Today we saw the latest twist in the Meltdown and Spectre story with Intel formally withdrawing patches –
and the main question is what does this teach us about patching.
The best way of thinking about patches is a bit like a house. The closer the repair is to the foundations the greater the risk to the rest of the building. The closer to the roof – or in computer terms the interface the lower the risk.
Intel’s patches are effectively trying to dig up and relay the foundations of a house – without damaging the remaining structure. This is to say the least high risk – most would say this is unlikely to be complete without causing collateral damage.
This means two of the main paradigms of information security need to be balanced –
- The ongoing availability of systems
- Protection of data and assets from attack

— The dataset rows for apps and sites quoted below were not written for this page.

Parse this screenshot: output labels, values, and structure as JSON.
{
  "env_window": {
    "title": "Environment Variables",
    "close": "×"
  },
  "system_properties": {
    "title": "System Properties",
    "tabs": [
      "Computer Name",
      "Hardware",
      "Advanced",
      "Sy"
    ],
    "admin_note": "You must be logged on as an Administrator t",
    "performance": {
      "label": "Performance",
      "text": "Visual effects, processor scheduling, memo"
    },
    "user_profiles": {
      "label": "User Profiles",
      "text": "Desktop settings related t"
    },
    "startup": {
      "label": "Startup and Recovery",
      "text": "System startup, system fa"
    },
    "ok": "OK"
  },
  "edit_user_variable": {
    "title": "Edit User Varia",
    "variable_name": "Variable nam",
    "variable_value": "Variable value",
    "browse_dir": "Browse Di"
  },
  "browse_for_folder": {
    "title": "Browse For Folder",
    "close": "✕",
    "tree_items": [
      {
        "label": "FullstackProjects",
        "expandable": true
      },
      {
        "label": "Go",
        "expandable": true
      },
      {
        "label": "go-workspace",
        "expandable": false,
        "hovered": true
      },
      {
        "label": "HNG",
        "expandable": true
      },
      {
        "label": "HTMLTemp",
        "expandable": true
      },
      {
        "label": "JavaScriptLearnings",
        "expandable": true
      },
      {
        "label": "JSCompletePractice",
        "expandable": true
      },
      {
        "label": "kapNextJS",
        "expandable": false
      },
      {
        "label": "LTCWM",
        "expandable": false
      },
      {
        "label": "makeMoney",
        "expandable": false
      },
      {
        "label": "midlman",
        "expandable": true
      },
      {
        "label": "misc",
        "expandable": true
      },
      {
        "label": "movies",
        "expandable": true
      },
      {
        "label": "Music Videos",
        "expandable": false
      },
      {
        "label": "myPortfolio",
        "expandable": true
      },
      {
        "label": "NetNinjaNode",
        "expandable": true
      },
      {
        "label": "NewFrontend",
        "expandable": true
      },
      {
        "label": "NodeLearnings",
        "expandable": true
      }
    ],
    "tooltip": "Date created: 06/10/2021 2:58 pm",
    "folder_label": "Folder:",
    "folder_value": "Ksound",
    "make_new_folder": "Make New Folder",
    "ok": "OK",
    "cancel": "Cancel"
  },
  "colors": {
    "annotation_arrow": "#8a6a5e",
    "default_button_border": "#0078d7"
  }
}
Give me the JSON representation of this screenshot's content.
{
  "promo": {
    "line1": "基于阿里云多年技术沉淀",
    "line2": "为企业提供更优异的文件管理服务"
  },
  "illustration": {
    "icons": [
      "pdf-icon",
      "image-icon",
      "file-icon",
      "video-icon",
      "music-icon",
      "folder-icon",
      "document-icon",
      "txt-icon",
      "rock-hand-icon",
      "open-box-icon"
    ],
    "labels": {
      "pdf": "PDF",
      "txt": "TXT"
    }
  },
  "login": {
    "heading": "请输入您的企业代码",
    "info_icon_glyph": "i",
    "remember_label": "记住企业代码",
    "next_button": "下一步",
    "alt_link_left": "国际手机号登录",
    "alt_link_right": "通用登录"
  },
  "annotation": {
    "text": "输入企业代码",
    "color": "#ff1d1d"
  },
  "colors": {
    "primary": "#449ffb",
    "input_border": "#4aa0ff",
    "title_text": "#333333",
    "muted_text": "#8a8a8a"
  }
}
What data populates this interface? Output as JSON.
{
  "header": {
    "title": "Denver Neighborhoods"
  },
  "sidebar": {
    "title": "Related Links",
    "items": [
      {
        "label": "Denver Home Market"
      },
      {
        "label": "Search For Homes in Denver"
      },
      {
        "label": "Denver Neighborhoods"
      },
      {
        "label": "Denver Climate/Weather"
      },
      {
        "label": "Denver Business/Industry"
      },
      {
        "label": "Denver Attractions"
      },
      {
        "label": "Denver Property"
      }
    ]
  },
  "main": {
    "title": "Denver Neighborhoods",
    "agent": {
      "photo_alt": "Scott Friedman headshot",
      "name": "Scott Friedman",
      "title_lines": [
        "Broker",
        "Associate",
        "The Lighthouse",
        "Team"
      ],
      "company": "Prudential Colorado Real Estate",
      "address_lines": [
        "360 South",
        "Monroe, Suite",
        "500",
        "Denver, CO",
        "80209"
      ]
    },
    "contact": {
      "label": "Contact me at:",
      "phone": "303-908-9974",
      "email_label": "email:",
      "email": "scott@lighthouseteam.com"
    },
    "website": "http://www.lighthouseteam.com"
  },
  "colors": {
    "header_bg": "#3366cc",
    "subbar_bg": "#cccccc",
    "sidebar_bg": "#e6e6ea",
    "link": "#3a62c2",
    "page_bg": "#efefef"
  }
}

Based on current reporting it would appear the threat to availability posed by the patches exceeds somewhat the threat to data and assets. Though this is potentially a fine balance – there is little news of an active exploit – and much news of issues resulting from the patches.
Though each company should and hopefully will have it’s own risk management strategy – this is maybe one where a deeper look is required.